## Exercise
Show me every line in the listing that has the word "RCサンプル".

———

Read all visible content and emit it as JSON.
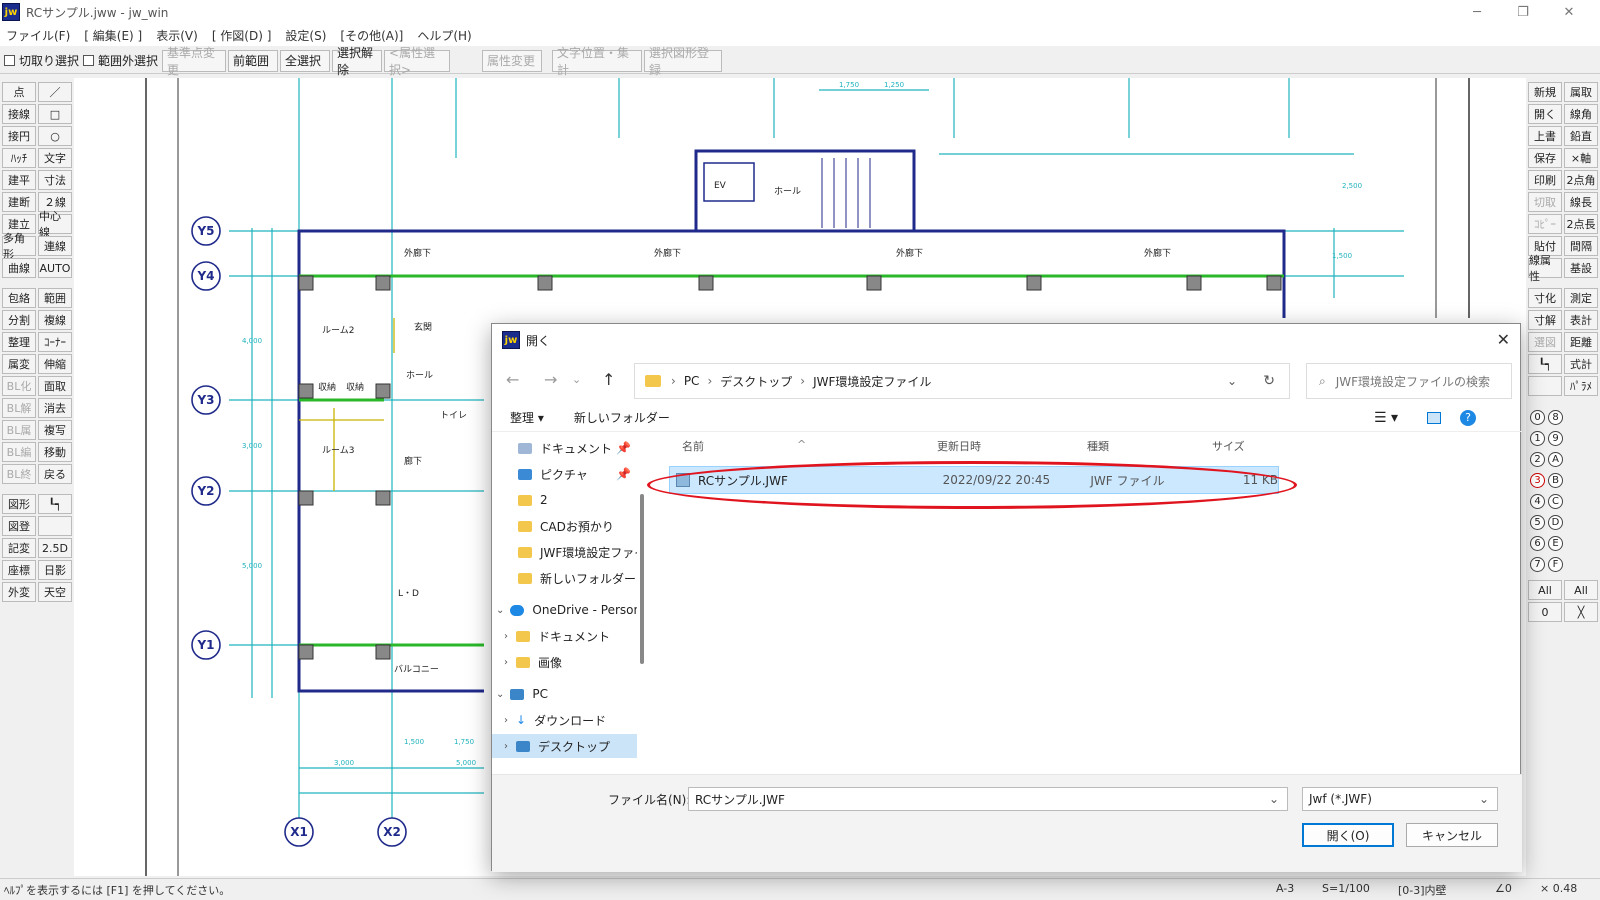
{
  "window": {
    "title": "RCサンプル.jww - jw_win",
    "app_icon_text": "jw"
  },
  "menu": [
    "ファイル(F)",
    "[ 編集(E) ]",
    "表示(V)",
    "[ 作図(D) ]",
    "設定(S)",
    "[その他(A)]",
    "ヘルプ(H)"
  ],
  "toolbar": {
    "checkboxes": [
      "切取り選択",
      "範囲外選択"
    ],
    "buttons": [
      {
        "label": "基準点変更",
        "enabled": false
      },
      {
        "label": "前範囲",
        "enabled": true
      },
      {
        "label": "全選択",
        "enabled": true
      },
      {
        "label": "選択解除",
        "enabled": true
      },
      {
        "label": "<属性選択>",
        "enabled": false
      },
      {
        "label": "属性変更",
        "enabled": false
      },
      {
        "label": "文字位置・集計",
        "enabled": false
      },
      {
        "label": "選択図形登録",
        "enabled": false
      }
    ]
  },
  "left_tools": [
    [
      "点",
      "／"
    ],
    [
      "接線",
      "□"
    ],
    [
      "接円",
      "○"
    ],
    [
      "ﾊｯﾁ",
      "文字"
    ],
    [
      "建平",
      "寸法"
    ],
    [
      "建断",
      "２線"
    ],
    [
      "建立",
      "中心線"
    ],
    [
      "多角形",
      "連線"
    ],
    [
      "曲線",
      "AUTO"
    ],
    [
      "包絡",
      "範囲"
    ],
    [
      "分割",
      "複線"
    ],
    [
      "整理",
      "ｺｰﾅｰ"
    ],
    [
      "属変",
      "伸縮"
    ],
    [
      "BL化",
      "面取"
    ],
    [
      "BL解",
      "消去"
    ],
    [
      "BL属",
      "複写"
    ],
    [
      "BL編",
      "移動"
    ],
    [
      "BL終",
      "戻る"
    ],
    [
      "図形",
      "┖┑"
    ],
    [
      "図登",
      ""
    ],
    [
      "記変",
      "2.5D"
    ],
    [
      "座標",
      "日影"
    ],
    [
      "外変",
      "天空"
    ]
  ],
  "right_tools": [
    [
      "新規",
      "属取"
    ],
    [
      "開く",
      "線角"
    ],
    [
      "上書",
      "鉛直"
    ],
    [
      "保存",
      "×軸"
    ],
    [
      "印刷",
      "2点角"
    ],
    [
      "切取",
      "線長"
    ],
    [
      "ｺﾋﾟｰ",
      "2点長"
    ],
    [
      "貼付",
      "間隔"
    ],
    [
      "線属性",
      "基設"
    ],
    [
      "寸化",
      "測定"
    ],
    [
      "寸解",
      "表計"
    ],
    [
      "選図",
      "距離"
    ],
    [
      "┖┑",
      "式計"
    ],
    [
      "",
      "ﾊﾟﾗﾒ"
    ]
  ],
  "right_layers": {
    "groups": [
      "0",
      "1",
      "2",
      "3",
      "4",
      "5",
      "6",
      "7"
    ],
    "layers": [
      "8",
      "9",
      "A",
      "B",
      "C",
      "D",
      "E",
      "F"
    ],
    "all_label": "All",
    "zero_label": "0"
  },
  "drawing": {
    "row_labels": [
      "Y5",
      "Y4",
      "Y3",
      "Y2",
      "Y1"
    ],
    "col_labels": [
      "X1",
      "X2"
    ],
    "room_labels": [
      "外廊下",
      "外廊下",
      "外廊下",
      "外廊下",
      "ルーム2",
      "ルーム3",
      "玄関",
      "ホール",
      "収納",
      "収納",
      "トイレ",
      "廊下",
      "L・D",
      "バルコニー",
      "ホール",
      "EV"
    ],
    "dims": [
      "3,000",
      "5,000",
      "1,500",
      "1,750",
      "1,750",
      "1,250",
      "2,500",
      "1,500",
      "4,000",
      "3,000",
      "5,000"
    ]
  },
  "status": {
    "help": "ﾍﾙﾌﾟを表示するには [F1] を押してください。",
    "paper": "A-3",
    "scale": "S=1/100",
    "layer": "[0-3]内壁",
    "angle": "∠0",
    "zoom": "× 0.48"
  },
  "dialog": {
    "title": "開く",
    "breadcrumbs": [
      "PC",
      "デスクトップ",
      "JWF環境設定ファイル"
    ],
    "search_placeholder": "JWF環境設定ファイルの検索",
    "commands": {
      "organize": "整理 ▾",
      "new_folder": "新しいフォルダー"
    },
    "nav": [
      {
        "label": "ドキュメント",
        "pinned": true
      },
      {
        "label": "ピクチャ",
        "pinned": true
      },
      {
        "label": "2",
        "pinned": false
      },
      {
        "label": "CADお預かり",
        "pinned": false
      },
      {
        "label": "JWF環境設定ファイル",
        "pinned": false
      },
      {
        "label": "新しいフォルダー",
        "pinned": false
      },
      {
        "label": "OneDrive - Personal",
        "pinned": false
      },
      {
        "label": "ドキュメント",
        "pinned": false
      },
      {
        "label": "画像",
        "pinned": false
      },
      {
        "label": "PC",
        "pinned": false
      },
      {
        "label": "ダウンロード",
        "pinned": false
      },
      {
        "label": "デスクトップ",
        "pinned": false
      }
    ],
    "columns": [
      "名前",
      "更新日時",
      "種類",
      "サイズ"
    ],
    "files": [
      {
        "name": "RCサンプル.JWF",
        "modified": "2022/09/22 20:45",
        "type": "JWF ファイル",
        "size": "11 KB"
      }
    ],
    "filename_label": "ファイル名(N):",
    "filename_value": "RCサンプル.JWF",
    "filter_value": "Jwf (*.JWF)",
    "open_label": "開く(O)",
    "cancel_label": "キャンセル"
  },
  "colors": {
    "wall": "#1f2a8a",
    "cyan": "#1fb3bd",
    "green": "#2ab82a",
    "annot": "#e0141e",
    "selection": "#cce8ff"
  }
}
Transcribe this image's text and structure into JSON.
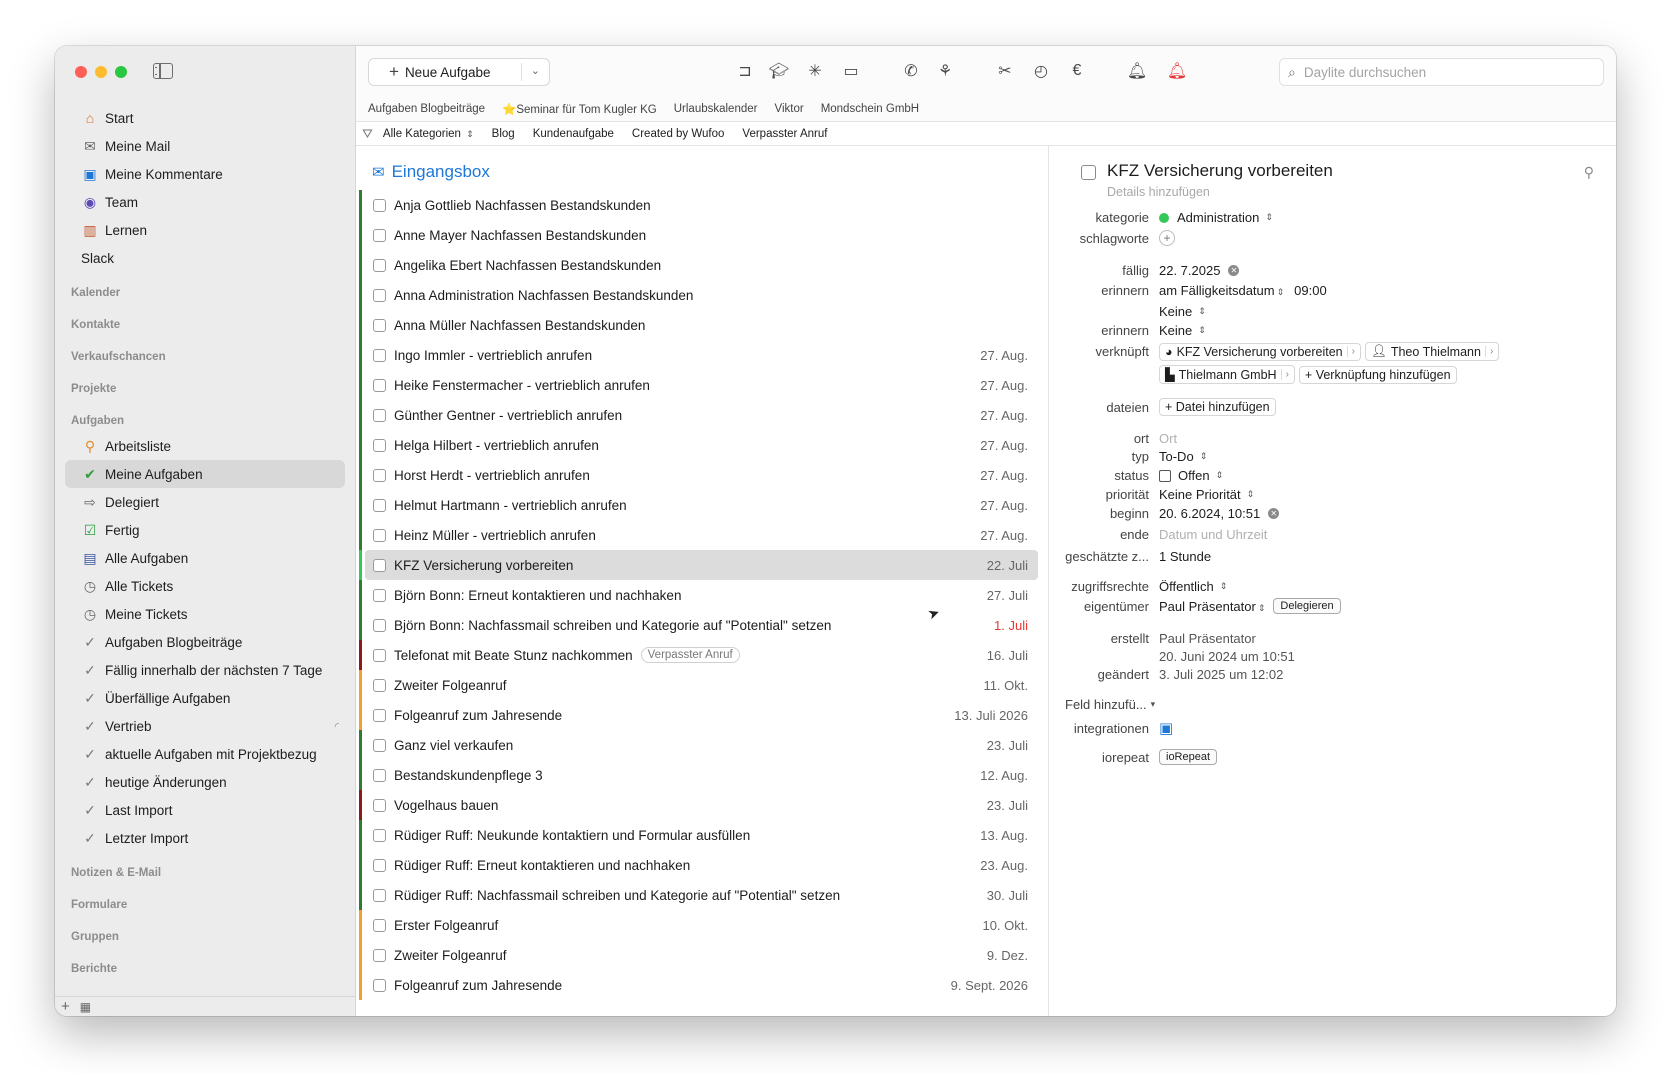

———

## Final answer
    "title": "RCサンプル.jww - jw_win",
        "name": "RCサンプル.JWF",
    "filename_value": "RCサンプル.JWF",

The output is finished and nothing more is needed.